[Extracted data Boundary: Start]

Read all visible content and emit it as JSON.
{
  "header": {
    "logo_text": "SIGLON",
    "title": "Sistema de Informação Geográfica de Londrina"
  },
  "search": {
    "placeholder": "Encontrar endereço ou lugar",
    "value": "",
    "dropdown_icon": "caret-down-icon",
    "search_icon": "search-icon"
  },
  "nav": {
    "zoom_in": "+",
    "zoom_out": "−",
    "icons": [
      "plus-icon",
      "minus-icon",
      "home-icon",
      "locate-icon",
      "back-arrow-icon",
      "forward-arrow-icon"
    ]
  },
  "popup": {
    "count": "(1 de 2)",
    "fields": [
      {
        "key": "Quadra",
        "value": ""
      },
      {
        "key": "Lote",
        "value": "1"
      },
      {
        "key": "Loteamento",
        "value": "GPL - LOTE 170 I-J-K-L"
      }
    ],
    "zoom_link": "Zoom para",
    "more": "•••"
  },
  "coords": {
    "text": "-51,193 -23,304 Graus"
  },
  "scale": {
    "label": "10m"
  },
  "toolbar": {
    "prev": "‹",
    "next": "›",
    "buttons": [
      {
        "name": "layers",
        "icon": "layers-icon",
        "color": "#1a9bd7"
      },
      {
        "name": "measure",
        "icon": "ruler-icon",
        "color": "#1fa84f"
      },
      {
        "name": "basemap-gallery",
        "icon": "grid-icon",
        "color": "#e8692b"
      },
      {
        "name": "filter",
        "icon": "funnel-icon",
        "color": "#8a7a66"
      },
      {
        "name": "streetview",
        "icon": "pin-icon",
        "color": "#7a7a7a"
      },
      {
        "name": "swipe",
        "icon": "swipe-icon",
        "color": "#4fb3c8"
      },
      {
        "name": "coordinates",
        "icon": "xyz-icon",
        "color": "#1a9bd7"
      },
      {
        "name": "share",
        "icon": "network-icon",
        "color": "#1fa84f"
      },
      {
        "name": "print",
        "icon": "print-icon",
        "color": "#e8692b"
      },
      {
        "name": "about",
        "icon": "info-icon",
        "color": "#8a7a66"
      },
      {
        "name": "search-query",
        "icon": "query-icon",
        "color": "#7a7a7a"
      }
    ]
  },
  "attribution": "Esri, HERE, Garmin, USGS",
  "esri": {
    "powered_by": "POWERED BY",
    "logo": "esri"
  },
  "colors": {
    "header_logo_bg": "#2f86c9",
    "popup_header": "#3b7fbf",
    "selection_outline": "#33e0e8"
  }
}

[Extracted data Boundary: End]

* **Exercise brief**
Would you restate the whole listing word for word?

* **Result for this exercise**
Read all visible content and emit it as JSON.
{
  "header": {
    "logo_text": "SIGLON",
    "title": "Sistema de Informação Geográfica de Londrina"
  },
  "search": {
    "placeholder": "Encontrar endereço ou lugar",
    "value": "",
    "dropdown_icon": "caret-down-icon",
    "search_icon": "search-icon"
  },
  "nav": {
    "zoom_in": "+",
    "zoom_out": "−",
    "icons": [
      "plus-icon",
      "minus-icon",
      "home-icon",
      "locate-icon",
      "back-arrow-icon",
      "forward-arrow-icon"
    ]
  },
  "popup": {
    "count": "(1 de 2)",
    "fields": [
      {
        "key": "Quadra",
        "value": ""
      },
      {
        "key": "Lote",
        "value": "1"
      },
      {
        "key": "Loteamento",
        "value": "GPL - LOTE 170 I-J-K-L"
      }
    ],
    "zoom_link": "Zoom para",
    "more": "•••"
  },
  "coords": {
    "text": "-51,193 -23,304 Graus"
  },
  "scale": {
    "label": "10m"
  },
  "toolbar": {
    "prev": "‹",
    "next": "›",
    "buttons": [
      {
        "name": "layers",
        "icon": "layers-icon",
        "color": "#1a9bd7"
      },
      {
        "name": "measure",
        "icon": "ruler-icon",
        "color": "#1fa84f"
      },
      {
        "name": "basemap-gallery",
        "icon": "grid-icon",
        "color": "#e8692b"
      },
      {
        "name": "filter",
        "icon": "funnel-icon",
        "color": "#8a7a66"
      },
      {
        "name": "streetview",
        "icon": "pin-icon",
        "color": "#7a7a7a"
      },
      {
        "name": "swipe",
        "icon": "swipe-icon",
        "color": "#4fb3c8"
      },
      {
        "name": "coordinates",
        "icon": "xyz-icon",
        "color": "#1a9bd7"
      },
      {
        "name": "share",
        "icon": "network-icon",
        "color": "#1fa84f"
      },
      {
        "name": "print",
        "icon": "print-icon",
        "color": "#e8692b"
      },
      {
        "name": "about",
        "icon": "info-icon",
        "color": "#8a7a66"
      },
      {
        "name": "search-query",
        "icon": "query-icon",
        "color": "#7a7a7a"
      }
    ]
  },
  "attribution": "Esri, HERE, Garmin, USGS",
  "esri": {
    "powered_by": "POWERED BY",
    "logo": "esri"
  },
  "colors": {
    "header_logo_bg": "#2f86c9",
    "popup_header": "#3b7fbf",
    "selection_outline": "#33e0e8"
  }
}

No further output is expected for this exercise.